"The vast majority of the persons who receive a red light ticket don't reoffend," Sgt. Chris Noeller with the Pueblo Police Department said. "They're less likely to run the red lights at least at that intersection a second time."
In 2009, cameras were installed at two of Pueblo's most dangerous intersections.
Those intersections are:
Highway 50 and Norwood
Thatcher and Prarie
"At Highway 50 and Norwood, we've seen a reduction in accidents," traffic engineer Pepper Whitleff said. "We started a 3-year analysis prior to the camera installation and had 54 accidents. A 3-year analysis after the installation shows we've only had 34 so we've seen a good reduction in accidents at that particular location."
At Thatcher and Prarie, questionable results surfaced. Before the program launched, there were 26 accidents. Since the cameras were installed, there have been 35.
"You have to take a look at the specific (types) of accidents occurring there," Whitleff said. "Keep in mind we only monitor one direction at that intersection and there are four approaches to the intersection. The problem that we're seeing is accidents with the westbound to southbound left turn and we're looking at ways to reduce the number of accidents occurring there."
Whitleff is adamant those accidents do not reflect the performance of the red light camera system and says more research needs to be done to improve safety at that particular location.
About 10,000 violations have been issued between 2009 and March 2012.
According to records obtained through the Colorado Open Records Act, the City of Pueblo is still waiting to collect 1,170 fines from violators as of March 6, 2013.
1,170 fines at $75 a ticket leaves the city with nearly $90,000 in unpaid fines.
"Due to the nature of the way the program is set up, there are certain criteria within the state law on what we can and can't do in regards to how the fines are collected," Sgt. Noeller said.
The Pueblo Police Department says although an actual officer isn't writing the ticket, red light fines should be treated just as important as an officer-issued citation.
Sgt. Noeller adds officers go through each red light camera case before mailing out fines.

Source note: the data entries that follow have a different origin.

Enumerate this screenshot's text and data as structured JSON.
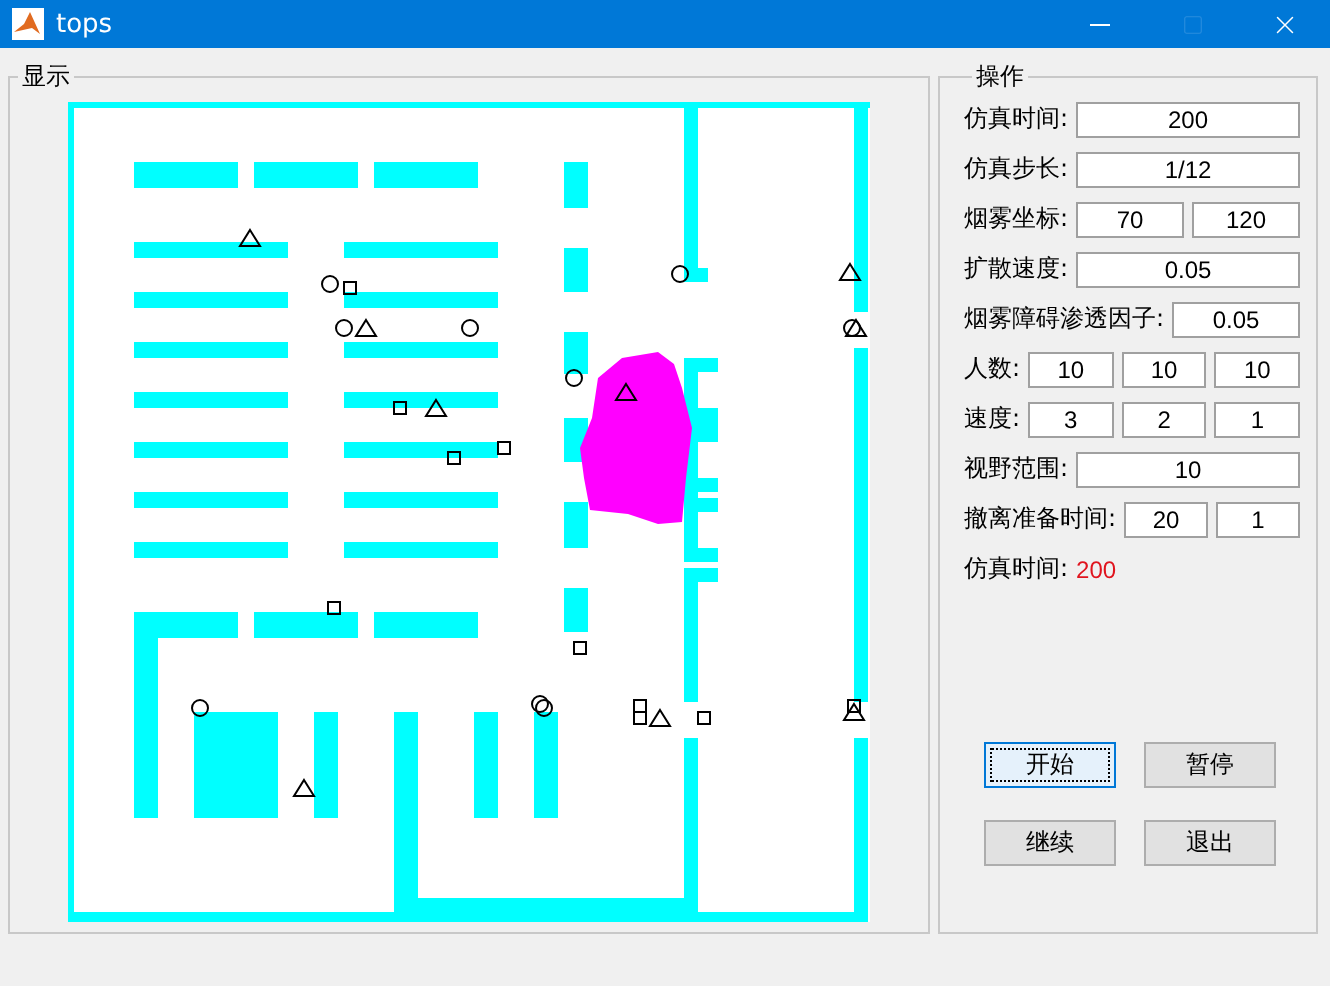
{
  "window": {
    "title": "tops",
    "controls": [
      {
        "kind": "minimize",
        "disabled": false
      },
      {
        "kind": "maximize",
        "disabled": true
      },
      {
        "kind": "close",
        "disabled": false
      }
    ]
  },
  "display_panel": {
    "title": "显示"
  },
  "control_panel": {
    "title": "操作",
    "rows": [
      {
        "label": "仿真时间:",
        "fields": [
          "200"
        ]
      },
      {
        "label": "仿真步长:",
        "fields": [
          "1/12"
        ]
      },
      {
        "label": "烟雾坐标:",
        "fields": [
          "70",
          "120"
        ]
      },
      {
        "label": "扩散速度:",
        "fields": [
          "0.05"
        ]
      },
      {
        "label": "烟雾障碍渗透因子:",
        "fields": [
          "0.05"
        ]
      },
      {
        "label": "人数:",
        "fields": [
          "10",
          "10",
          "10"
        ]
      },
      {
        "label": "速度:",
        "fields": [
          "3",
          "2",
          "1"
        ]
      },
      {
        "label": "视野范围:",
        "fields": [
          "10"
        ]
      },
      {
        "label": "撤离准备时间:",
        "fields": [
          "20",
          "1"
        ]
      }
    ],
    "status": {
      "label": "仿真时间:",
      "value": "200"
    },
    "buttons": [
      {
        "label": "开始",
        "focused": true
      },
      {
        "label": "暂停",
        "focused": false
      },
      {
        "label": "继续",
        "focused": false
      },
      {
        "label": "退出",
        "focused": false
      }
    ]
  }
}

Just like a traffic citation, if you believe you received a ticket in error, you can arrange a date to have your case heard in municipal court.
Although you can't have your car booted or towed for a red light violation, the City could submit a summons for you to appear in court or eventually turn your fine over to a collections agency.
There are talks of expanding the program but no definite plans to do so are on the table just yet.
The City's traffic engineering department is currently assessing high risk intersections to determine if and when new cameras may be warranted.
The final decision to expand the program will come from city council.